“No prob,” he said. “You look like you ain’t eaten in a while.” He took a bite and leaned up next to me. “And you worked for that shit as much as I did.”
I had to laugh.
“I’m Liam,” he said.
I took his outstretched hand and shook it. “Eric.”
We ate in silence for a while. I tried to take my time to savor the sandwich, but before long I shoved the last bit into my mouth and stared at my empty hand. Who knew turkey, lettuce, and tomato on wheat bread could be so heavenly. I could only hope it would stay down in my stomach, where it belonged.
I glanced over at my companion and chuckled when he picked at the tiny bits of shredded lettuce stuck to the paper wrapper.
After a moment, he sighed and rolled his head to the side to look at me. “Wanna split the paper?”
My laughter echoed in the small space. It had been a while since I laughed like that.
“So, Eric,” he said. “How long you been on the street?”
I blinked. How did he know that?
“Seen you around lately,” he said in answer to my unspoken question. “You’re new at this, huh?”
Looking myself over, I wondered if it was that obvious to everyone that I was homeless. “Yeah,” I said. “Maybe two months.”
“First few weeks are easy,” he said. “Then you wake up one day under a bush in a parking lot and think, ‘Fuck. This is real.’”
That revelation had hit me this morning – my third day with no more than a few crackers I unearthed from the bottom of my backpack that must have slipped out of the package a while ago.
Curiosity got the better of me. “How long for you?”
Liam took a deep breath and crossed his legs on top of his skateboard like it was a footstool. “Two years?”

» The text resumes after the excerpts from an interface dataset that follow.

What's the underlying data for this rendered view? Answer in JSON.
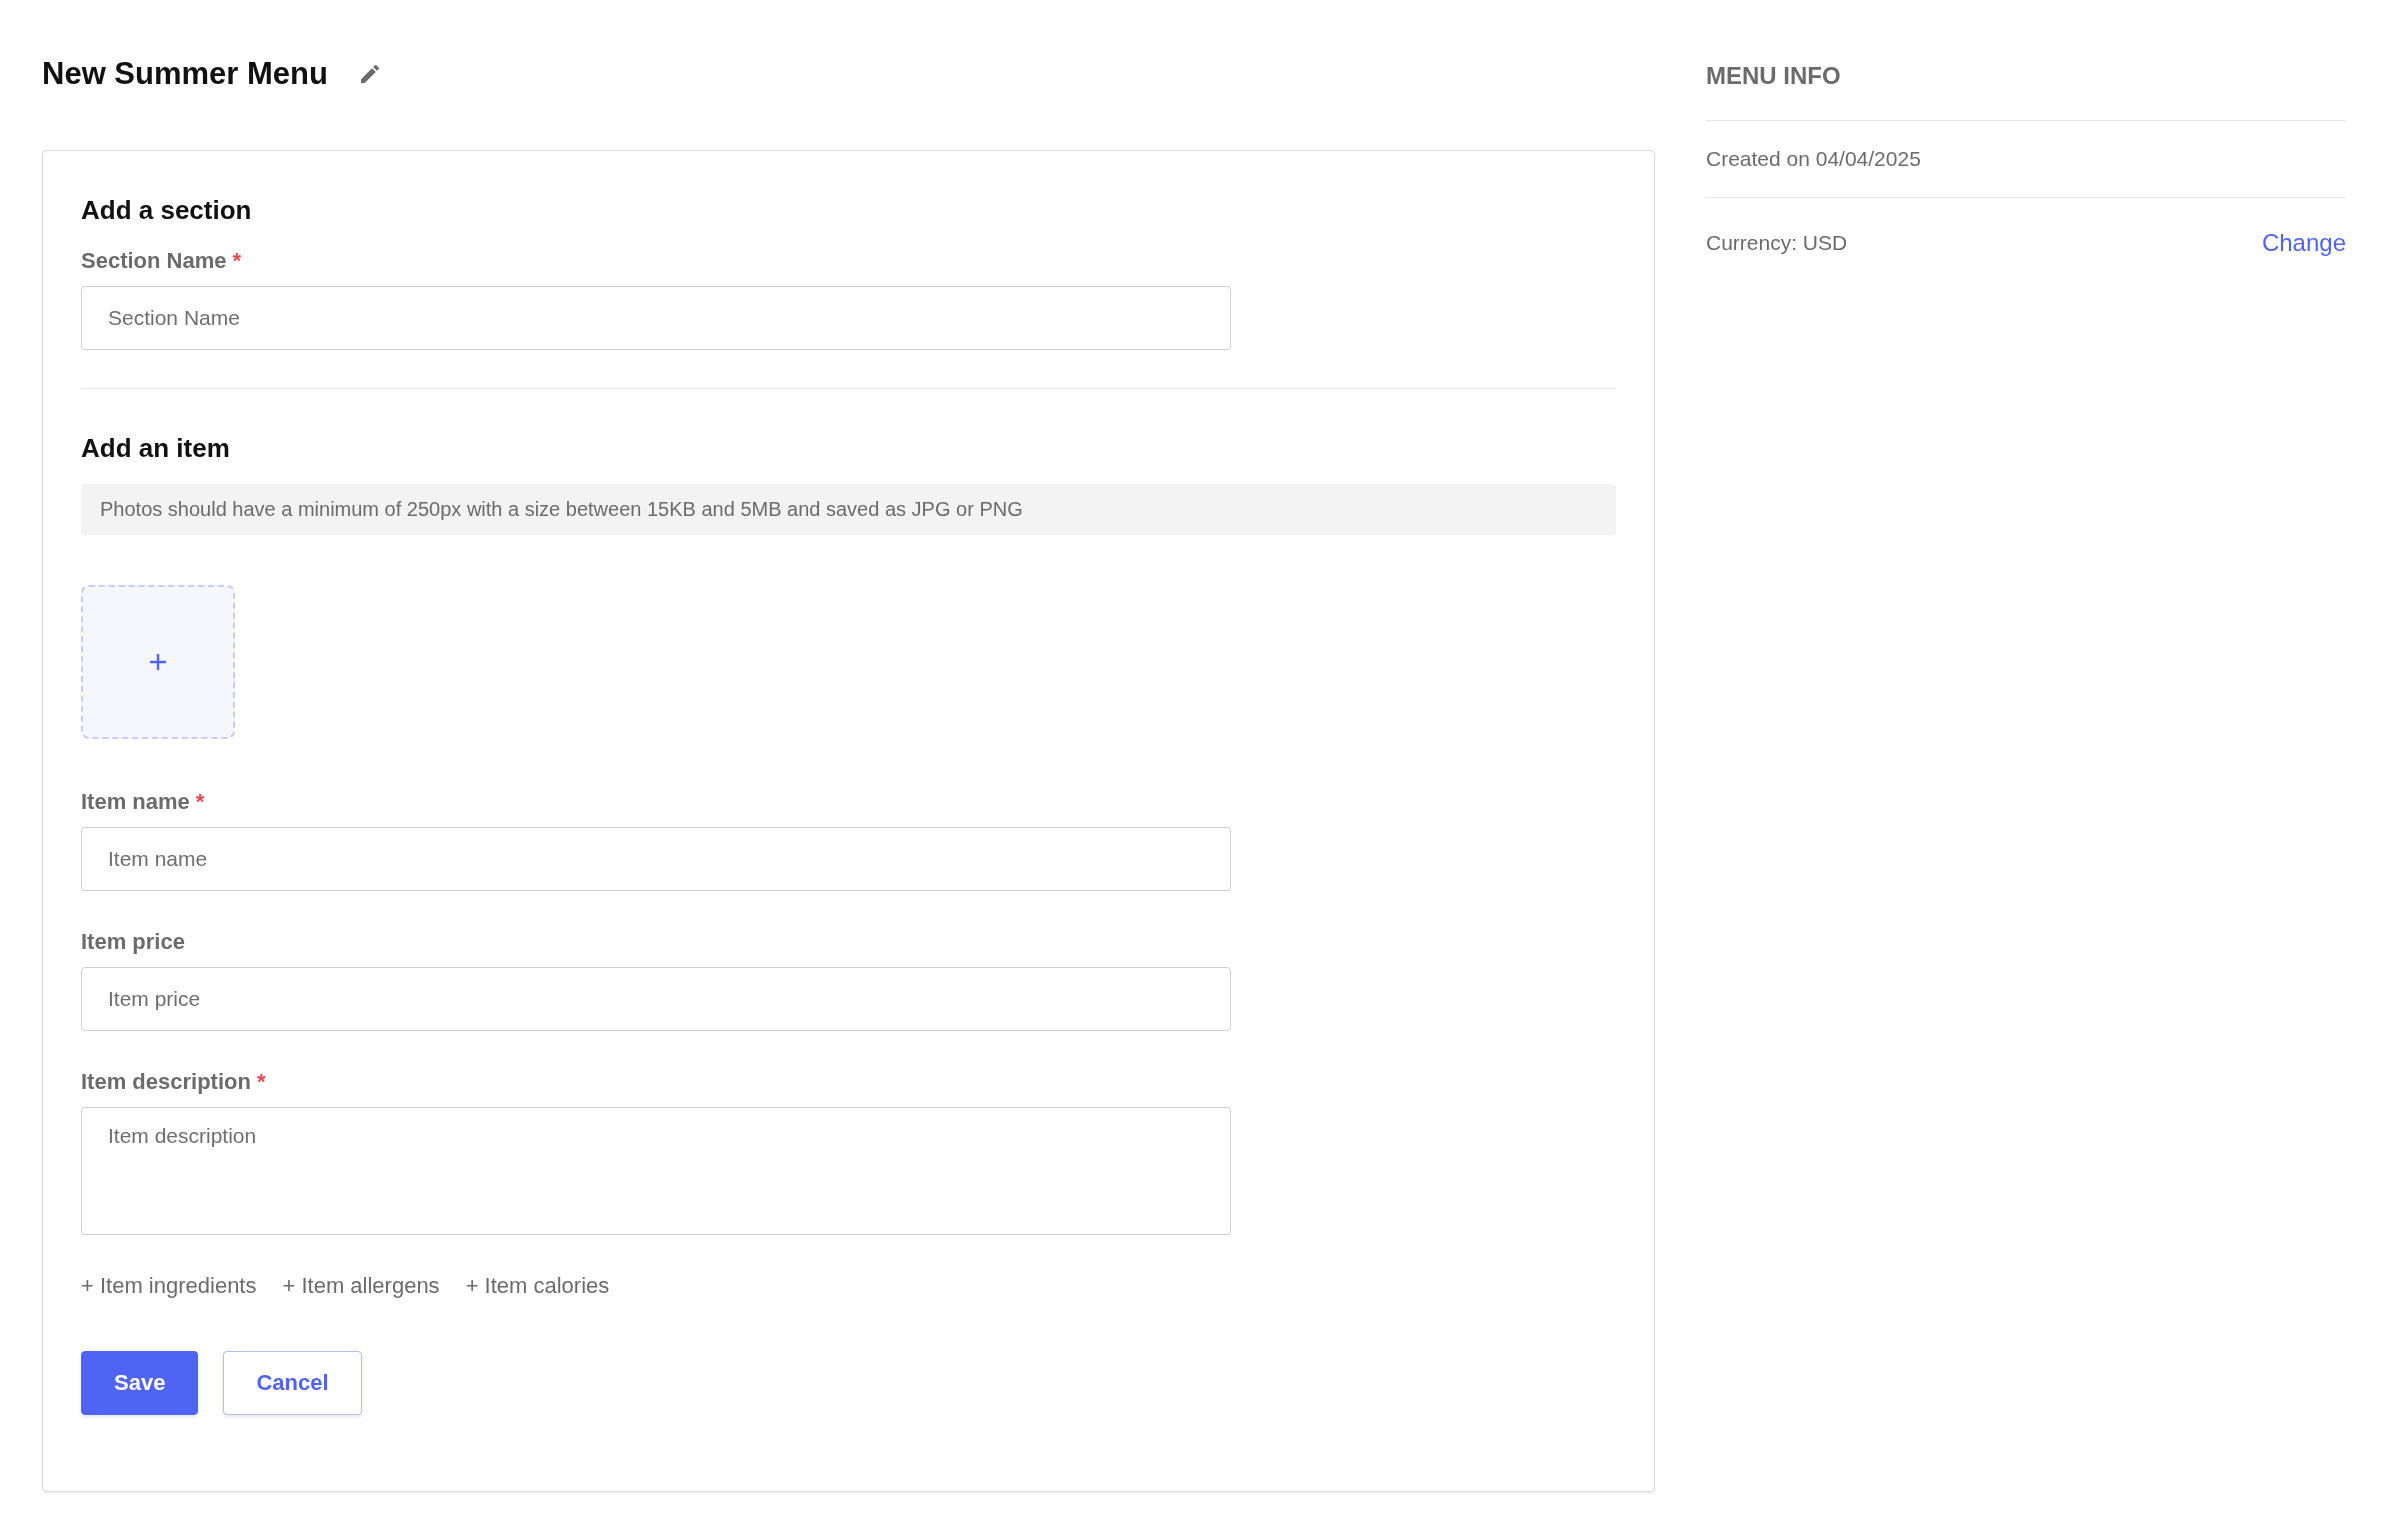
{
  "header": {
    "title": "New Summer Menu"
  },
  "section_form": {
    "heading": "Add a section",
    "fields": [
      {
        "label": "Section Name",
        "required_mark": "*",
        "placeholder": "Section Name",
        "kind": "input"
      }
    ]
  },
  "item_form": {
    "heading": "Add an item",
    "notice": "Photos should have a minimum of 250px with a size between 15KB and 5MB and saved as JPG or PNG",
    "fields": [
      {
        "label": "Item name",
        "required_mark": "*",
        "placeholder": "Item name",
        "kind": "input"
      },
      {
        "label": "Item price",
        "placeholder": "Item price",
        "kind": "input"
      },
      {
        "label": "Item description",
        "required_mark": "*",
        "placeholder": "Item description",
        "kind": "textarea"
      }
    ],
    "extras": [
      "+ Item ingredients",
      "+ Item allergens",
      "+ Item calories"
    ],
    "buttons": [
      {
        "label": "Save",
        "kind": "primary"
      },
      {
        "label": "Cancel",
        "kind": "secondary"
      }
    ]
  },
  "menu_info": {
    "heading": "MENU INFO",
    "created": "Created on 04/04/2025",
    "currency": "Currency: USD",
    "change_link": "Change"
  }
}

“Holy shit,” I said. Was I going to be out here for two years? Five? Forever?
“Yeah,” Liam said. “Thinkin’ about workin’ on my bum beard.” He stroked his face, and I laughed again.

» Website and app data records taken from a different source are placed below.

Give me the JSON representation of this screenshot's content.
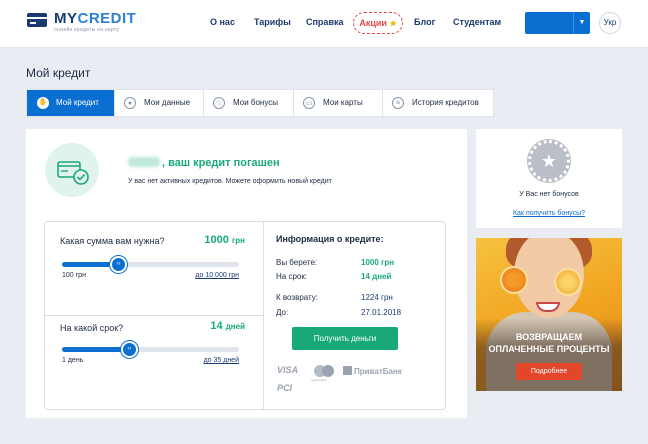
{
  "brand": {
    "name_part1": "MY",
    "name_part2": "CREDIT",
    "tagline": "онлайн кредиты на карту"
  },
  "nav": {
    "items": [
      "О нас",
      "Тарифы",
      "Справка",
      "Блог",
      "Студентам"
    ],
    "promo_label": "Акции",
    "promo_star": "★",
    "lang_label": "Укр",
    "login_caret": "▼"
  },
  "page": {
    "title": "Мой кредит"
  },
  "tabs": [
    {
      "label": "Мой кредит",
      "icon": "wallet-icon",
      "active": true
    },
    {
      "label": "Мои данные",
      "icon": "user-icon",
      "active": false
    },
    {
      "label": "Мои бонусы",
      "icon": "star-icon",
      "active": false
    },
    {
      "label": "Мои карты",
      "icon": "card-icon",
      "active": false
    },
    {
      "label": "История кредитов",
      "icon": "list-icon",
      "active": false
    }
  ],
  "status": {
    "title_suffix": ", ваш кредит погашен",
    "subtitle": "У вас нет активных кредитов. Можете оформить новый кредит"
  },
  "calculator": {
    "amount": {
      "question": "Какая сумма вам нужна?",
      "value": "1000",
      "unit": "грн",
      "min_label": "100 грн",
      "max_label": "до 10 000 грн",
      "fraction": 0.32
    },
    "term": {
      "question": "На какой срок?",
      "value": "14",
      "unit": "дней",
      "min_label": "1 день",
      "max_label": "до 35 дней",
      "fraction": 0.38
    },
    "thumb_glyph": "‹›"
  },
  "loan_info": {
    "title": "Информация о кредите:",
    "rows": [
      {
        "label": "Вы берете:",
        "value": "1000 грн"
      },
      {
        "label": "На срок:",
        "value": "14 дней"
      },
      {
        "label": "К возврату:",
        "value": "1224 грн"
      },
      {
        "label": "До:",
        "value": "27.01.2018"
      }
    ],
    "cta_label": "Получить деньги",
    "payment_logos": [
      "VISA",
      "mastercard",
      "ПриватБанк",
      "PCI"
    ]
  },
  "bonus": {
    "text": "У Вас нет бонусов",
    "link": "Как получить бонусы?",
    "badge_icon": "★"
  },
  "promo_banner": {
    "line1": "ВОЗВРАЩАЕМ",
    "line2": "ОПЛАЧЕННЫЕ ПРОЦЕНТЫ",
    "button_label": "Подробнее"
  },
  "colors": {
    "primary": "#0a6fd0",
    "success": "#18a87a",
    "promo_red": "#e04a4a",
    "background": "#e9edf3"
  }
}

“How old are you?” I asked. He couldn’t be much older than me.
“Nineteen,” he said. He jerked his chin in my direction, batting the question back to me.
Liam nodded. He shrugged his backpack off and opened it, producing a plastic water bottle. He opened it and offered it to me.
I took it with thanks, trying not to drink too much of it. At least I’d never go thirsty; if I had to be homeless, I was glad it could be here, by the beach. Had a bathroom and a free shower with all the ice-cold water I could ever want.
A sense of camaraderie came over me. Having company might make my life a little less shitty, especially if it was someone who knew what I was going through. I sent a silent prayer up into the cosmos that Liam wouldn’t bail on me after our shared lunch. No one ever talked to me – their eyes just slid over me like I was furniture. It felt good to be treated as a normal person.
Even though I’d only known Liam for all of thirty minutes, a tiny tendril of fear crept up my spine at the thought of facing the world alone again.
Liam backhanded me on the shoulder, jolting me out of my thoughts. “Come on,” he said.
I staggered to my feet, legs feeling a little sore. “Where?”
He only shrugged. “Wherever,” he said.
I poked my head around the pillar. “Think Thor’s gone?”
“Thor…? Oh!” An amused light filled his eyes and he doubled over laughing with a hand on his stomach. He patted my shoulder as he stepped out of the alcove, still chuckling.
“Hey, thanks again for the sandwich.” I felt a million times better than I had an hour ago, though I thought I could have eaten about ten more sandwiches and still have been hungry.
We wandered toward the boardwalk closer to the beach, boards tucked under our arms. We made a wide circle around Subway and kept an eye out for Thor.